Betty Irwin wants her vote recorded.
Right now, every time the city councillor votes on an issue, it’s not written down.
None of the councillors’ votes are.
All that’s recorded is the final result.
So a budget could pass four to three, or it could pass unanimously, and the public would never know the difference.
All the public knows is the budget passed.
This irks Irwin.
MLAs and MPs can win or lose elections based on their voting records, she said.
“And if I run again, I would like people to be able to call up my voting record.”
Irwin consistently voted against the Black Street local improvement charge, but unless someone were sitting in the council chambers when the councillors voted, there would be no way of knowing who was for and who was against the fees.
“You can ask to have your vote recorded in the minutes,” said Irwin.
But it’s optional.
“And you’d have to go digging through all the minutes to find it,” she said.
Irwin tried to troubleshoot the problem, suggesting the camera filming council meetings pan out during votes, so those watching at home can see how council votes.
She was told it was too much of a hassle.
“But I know they sometimes give us the view of the whole council,” she said.
Irwin also tried to raise the vote-recording issue with council, “but didn’t get much traction,” she said.
She’s considering working up “the courage to bring it up again, at the risk of it being slammed down.”
Mayor Bev Buckway doesn’t think keeping a vote record is all that important.
“It’s never really entered into the mix,” she said.
“Council makes decisions as a whole.”
She just doesn’t see the point of keeping a record of how councillors vote on any given motion.
“I don’t think it would make a difference,” said Buckway.
“At this point I don’t see what purpose it would serve.”
But Coun. Ranj Pillai agrees with Irwin.
“We should make sure we identify people’s positions on votes,” he said.
That way, electors can see if it fits with the vision each councillor laid out when they ran, he said.
When Pillai arrived on council, he was surprised votes weren’t recorded.
“It’d be really simple, because we have someone taking minutes there anyway,” he said.
City administrative services director Robert Fendrick is not sure it would make a difference.
“The average citizen is not going to go through the minutes to see how people voted,” he said.

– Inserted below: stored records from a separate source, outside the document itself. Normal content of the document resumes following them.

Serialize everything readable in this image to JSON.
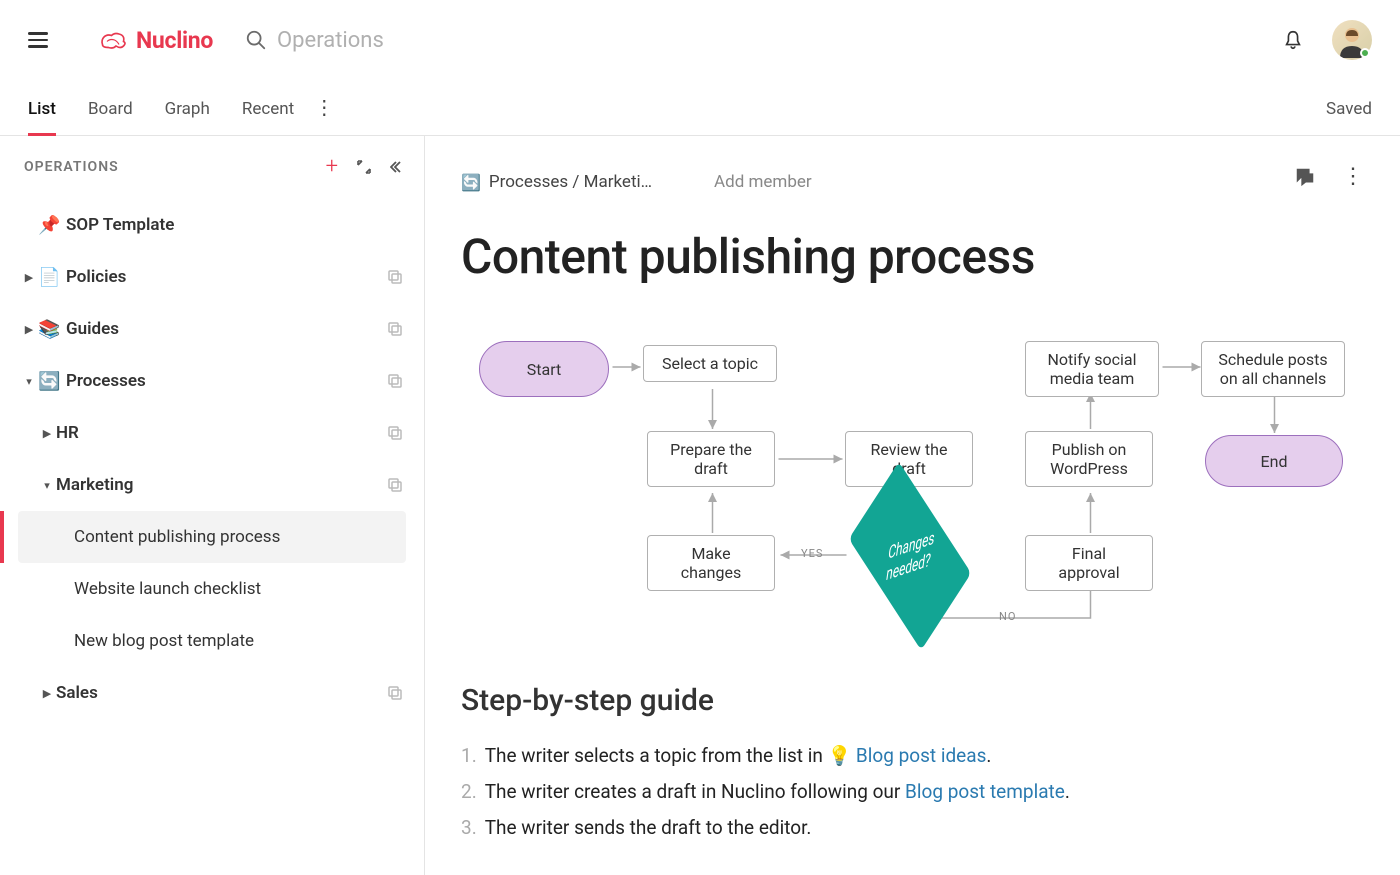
{
  "app": {
    "brand": "Nuclino",
    "search_placeholder": "Operations",
    "saved_label": "Saved"
  },
  "tabs": {
    "list": "List",
    "board": "Board",
    "graph": "Graph",
    "recent": "Recent"
  },
  "sidebar": {
    "title": "OPERATIONS",
    "pinned": {
      "label": "SOP Template",
      "icon": "📌"
    },
    "items": [
      {
        "label": "Policies",
        "icon": "📄"
      },
      {
        "label": "Guides",
        "icon": "📚"
      },
      {
        "label": "Processes",
        "icon": "🔄"
      }
    ],
    "processes_children": [
      {
        "label": "HR"
      },
      {
        "label": "Marketing"
      },
      {
        "label": "Sales"
      }
    ],
    "marketing_children": [
      {
        "label": "Content publishing process"
      },
      {
        "label": "Website launch checklist"
      },
      {
        "label": "New blog post template"
      }
    ]
  },
  "doc": {
    "crumb": "Processes / Marketi…",
    "add_member": "Add member",
    "title": "Content publishing process",
    "guide_heading": "Step-by-step guide",
    "steps": [
      {
        "prefix": "The writer selects a topic from the list in ",
        "emoji": "💡",
        "link": "Blog post ideas",
        "suffix": "."
      },
      {
        "prefix": "The writer creates a draft in Nuclino following our ",
        "emoji": "",
        "link": "Blog post template",
        "suffix": "."
      },
      {
        "prefix": "The writer sends the draft to the editor.",
        "emoji": "",
        "link": "",
        "suffix": ""
      }
    ]
  },
  "flow": {
    "start": "Start",
    "select": "Select a topic",
    "prepare": "Prepare the draft",
    "review": "Review the draft",
    "changes_q": "Changes needed?",
    "make_changes": "Make changes",
    "approval": "Final approval",
    "publish": "Publish on WordPress",
    "notify": "Notify social media team",
    "schedule": "Schedule posts on all channels",
    "end": "End",
    "yes": "YES",
    "no": "NO"
  }
}
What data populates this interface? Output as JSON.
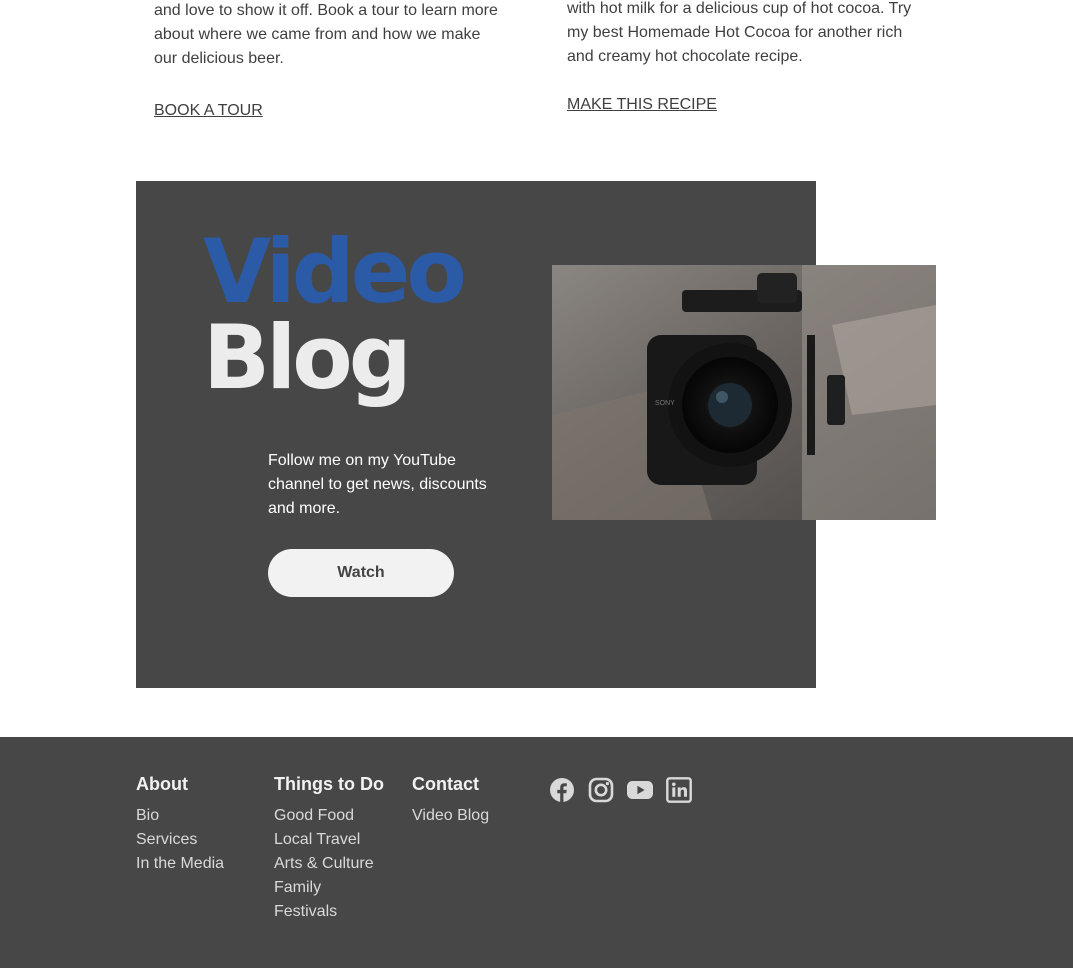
{
  "cards": {
    "tour": {
      "text": "and love to show it off. Book a tour to learn more about where we came from and how we make our delicious beer.",
      "link": "BOOK A TOUR"
    },
    "cocoa": {
      "text": "with hot milk for a delicious cup of hot cocoa. Try my best Homemade Hot Cocoa for another rich and creamy hot chocolate recipe.",
      "link": "MAKE THIS RECIPE"
    }
  },
  "video_blog": {
    "title_word1": "Video",
    "title_word2": "Blog",
    "description": "Follow me on my YouTube channel to get news, discounts and more.",
    "button_label": "Watch",
    "photo_icon": "camera-photo"
  },
  "footer": {
    "about": {
      "heading": "About",
      "links": [
        "Bio",
        "Services",
        "In the Media"
      ]
    },
    "things_to_do": {
      "heading": "Things to Do",
      "links": [
        "Good Food",
        "Local Travel",
        "Arts & Culture",
        "Family",
        "Festivals"
      ]
    },
    "contact": {
      "heading": "Contact",
      "links": [
        "Video Blog"
      ]
    },
    "social": [
      "facebook-icon",
      "instagram-icon",
      "youtube-icon",
      "linkedin-icon"
    ]
  },
  "colors": {
    "panel": "#474747",
    "accent_blue": "#2b5aa6",
    "footer_text": "#d9d9d9"
  }
}
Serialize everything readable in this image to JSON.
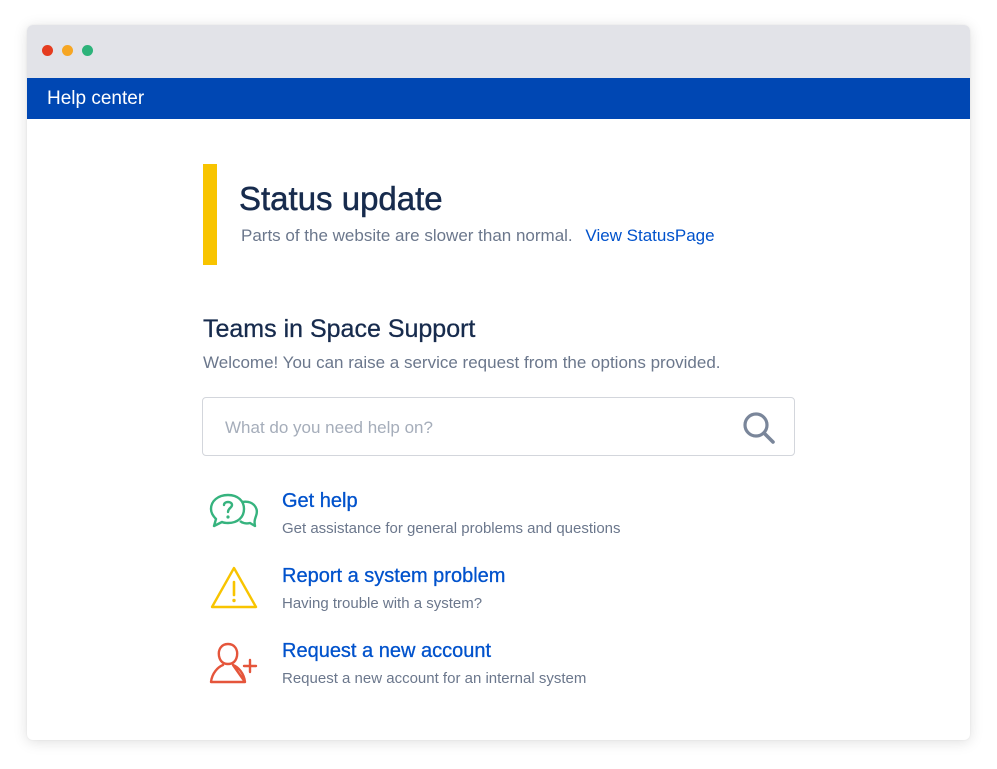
{
  "app": {
    "title": "Help center"
  },
  "status": {
    "title": "Status update",
    "message": "Parts of the website are slower than normal.",
    "link": "View StatusPage"
  },
  "portal": {
    "title": "Teams in Space Support",
    "subtitle": "Welcome! You can raise a service request from the options provided."
  },
  "search": {
    "placeholder": "What do you need help on?",
    "value": ""
  },
  "options": [
    {
      "label": "Get help",
      "description": "Get assistance for general problems and questions",
      "icon": "chat-bubbles-question-icon",
      "color": "#36b37e"
    },
    {
      "label": "Report a system problem",
      "description": "Having trouble with a system?",
      "icon": "warning-triangle-icon",
      "color": "#f8c400"
    },
    {
      "label": "Request a new account",
      "description": "Request a new account for an internal system",
      "icon": "add-user-icon",
      "color": "#e5553b"
    }
  ],
  "colors": {
    "brand": "#0047b3",
    "link": "#0052cc",
    "status_accent": "#f8c400"
  }
}
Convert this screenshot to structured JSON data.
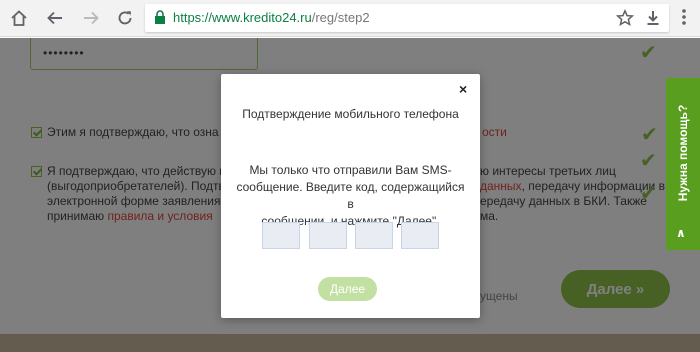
{
  "browser": {
    "url_host": "https://www.kredito24.ru",
    "url_path": "/reg/step2"
  },
  "page": {
    "password_mask": "••••••••",
    "line1": "Этим я подтверждаю, что озна",
    "line1_link": "ости",
    "p2_l1_left": "Я подтверждаю, что действую и",
    "p2_l1_right": "ю интересы третьих лиц",
    "p2_l2_left": "(выгодоприобретателей). Подтв",
    "p2_l2_link": "данных",
    "p2_l2_right": ", передачу информации в",
    "p2_l3_left": "электронной форме заявления",
    "p2_l3_right": "ередачу данных в БКИ. Также",
    "p2_l4_left": "принимаю ",
    "p2_l4_link": "правила и условия",
    "p2_l4_right": "ма.",
    "partial_word": "ущены",
    "next_label": "Далее »"
  },
  "help_tab": {
    "label": "Нужна помощь?",
    "chevron": "∧"
  },
  "modal": {
    "close": "×",
    "title": "Подтверждение мобильного телефона",
    "message_1": "Мы только что отправили Вам SMS-",
    "message_2": "сообщение. Введите код, содержащийся в",
    "message_3": "сообщении, и нажмите \"Далее\".",
    "button_label": "Далее"
  },
  "colors": {
    "accent_green": "#8fc34a",
    "link_red": "#e0443c",
    "help_green": "#5a9e1f"
  }
}
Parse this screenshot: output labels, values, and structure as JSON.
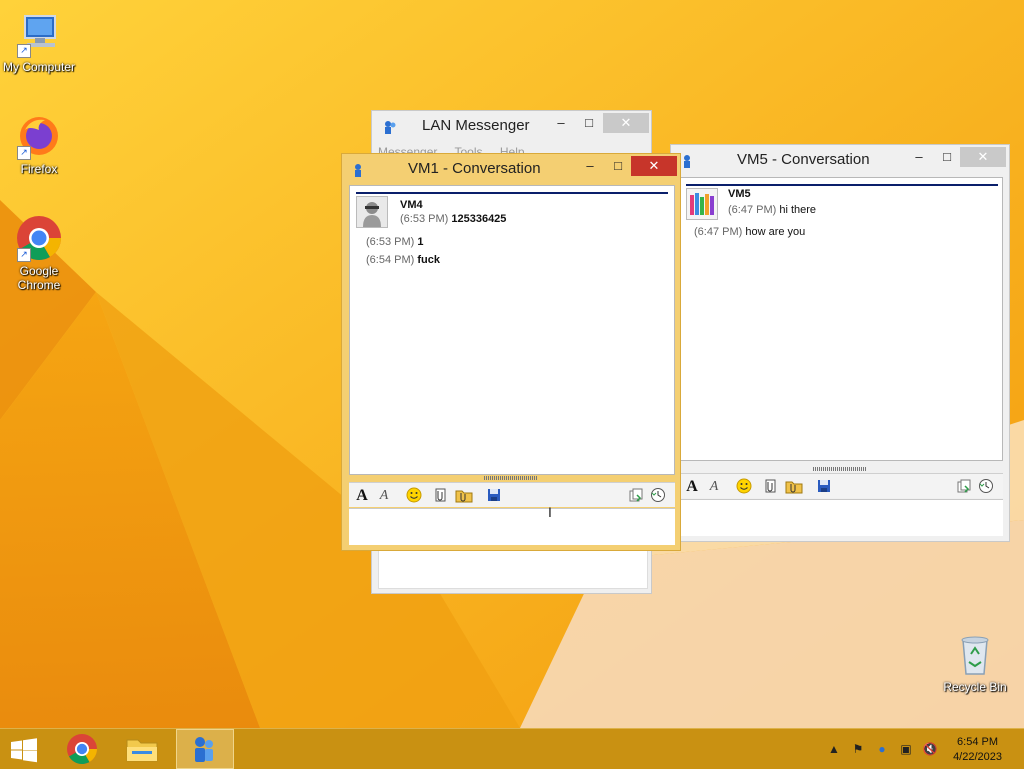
{
  "desktop": {
    "icons": [
      {
        "label": "My Computer"
      },
      {
        "label": "Firefox"
      },
      {
        "label": "Google Chrome"
      },
      {
        "label": "Recycle Bin"
      }
    ]
  },
  "lan_messenger": {
    "title": "LAN Messenger",
    "menu": [
      "Messenger",
      "Tools",
      "Help"
    ]
  },
  "vm1_conversation": {
    "title": "VM1 - Conversation",
    "user": "VM4",
    "messages": [
      {
        "time": "(6:53 PM)",
        "text": "125336425"
      },
      {
        "time": "(6:53 PM)",
        "text": "1"
      },
      {
        "time": "(6:54 PM)",
        "text": "fuck"
      }
    ]
  },
  "vm5_conversation": {
    "title": "VM5 - Conversation",
    "user": "VM5",
    "messages": [
      {
        "time": "(6:47 PM)",
        "text": "hi there"
      },
      {
        "time": "(6:47 PM)",
        "text": "how are you"
      }
    ]
  },
  "window_controls": {
    "minimize": "–",
    "maximize": "□",
    "close": "✕"
  },
  "toolbar_icons": [
    "font-icon",
    "font-style-icon",
    "smiley-icon",
    "attach-file-icon",
    "send-folder-icon",
    "save-icon",
    "copy-icon",
    "history-icon"
  ],
  "taskbar": {
    "time": "6:54 PM",
    "date": "4/22/2023",
    "pinned": [
      "Start",
      "Google Chrome",
      "File Explorer",
      "LAN Messenger"
    ]
  },
  "colors": {
    "accent_orange": "#f6a60f",
    "active_frame": "#f0c65a",
    "inactive_frame": "#eeeeee",
    "close_red": "#c7352a",
    "taskbar": "#c99112"
  }
}
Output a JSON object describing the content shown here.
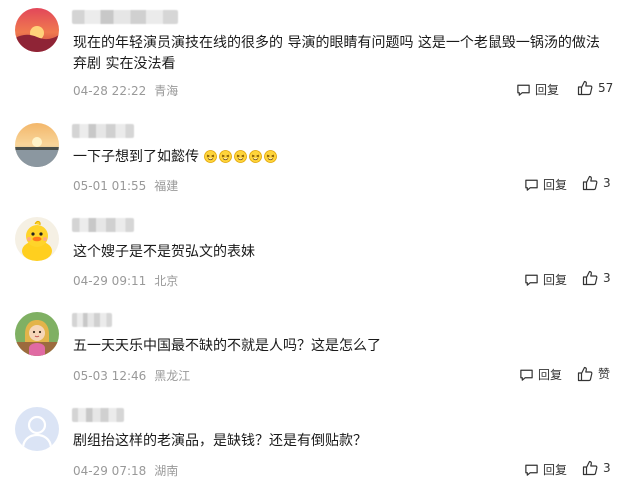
{
  "comments": [
    {
      "text": "现在的年轻演员演技在线的很多的 导演的眼睛有问题吗 这是一个老鼠毁一锅汤的做法 弃剧 实在没法看",
      "date": "04-28 22:22",
      "location": "青海",
      "reply_label": "回复",
      "like_label": "57",
      "avatar_icon": "sunset-avatar-icon"
    },
    {
      "text": "一下子想到了如懿传",
      "emoji_count": 5,
      "emoji_icon": "squint-face-emoji-icon",
      "date": "05-01 01:55",
      "location": "福建",
      "reply_label": "回复",
      "like_label": "3",
      "avatar_icon": "lake-sunset-avatar-icon"
    },
    {
      "text": "这个嫂子是不是贺弘文的表妹",
      "date": "04-29 09:11",
      "location": "北京",
      "reply_label": "回复",
      "like_label": "3",
      "avatar_icon": "yellow-duck-avatar-icon"
    },
    {
      "text": "五一天天乐中国最不缺的不就是人吗？这是怎么了",
      "date": "05-03 12:46",
      "location": "黑龙江",
      "reply_label": "回复",
      "like_label": "赞",
      "avatar_icon": "cartoon-girl-avatar-icon"
    },
    {
      "text": "剧组抬这样的老演品，是缺钱？还是有倒贴款？",
      "date": "04-29 07:18",
      "location": "湖南",
      "reply_label": "回复",
      "like_label": "3",
      "avatar_icon": "default-user-avatar-icon"
    }
  ],
  "colors": {
    "meta_text": "#999999",
    "body_text": "#1a1a1a",
    "action_text": "#333333",
    "avatar_default_bg": "#dbe4f5"
  }
}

Now and then, if councillors feel strongly about an issue, they will ask to have their vote recorded, said Fendrick.
But this still doesn’t mean all the other councillors’ votes are recorded.
It would be easy to amend the bylaw, so votes are recorded, said Fendrick.
Council would just have to vote on it.
It all comes down to transparency, said Irwin.
“Our main mission is to serve the public,” she said.
“And voting on an issue is a very serious thing.”
With seven people serving on city council, there are bound to be divisions, said Irwin.
“And people should know not all of council agrees, all the time.”
The last budget is a case in point.
Management was worried it wouldn’t pass, said Irwin.
It did – but only by one vote.
“But in the eyes of the public, they just think everyone on council agreed,” she said.
The public would have no way of knowing the vote was contentious, unless they were at the council meeting.
Irwin suspects the next budget will be even more contentious.
“And people should know this,” she said.
Irwin blames voter apathy on the lack of information coming from government.
“Sometimes we forget our mission is to make things clearer for the public,” she said.
“I think everything should be questioned and changed if it makes the process clearer.
“Democracy is such a delicate process and if you don’t keep watch, abuses can creep in.”
Contact Genesee Keevil at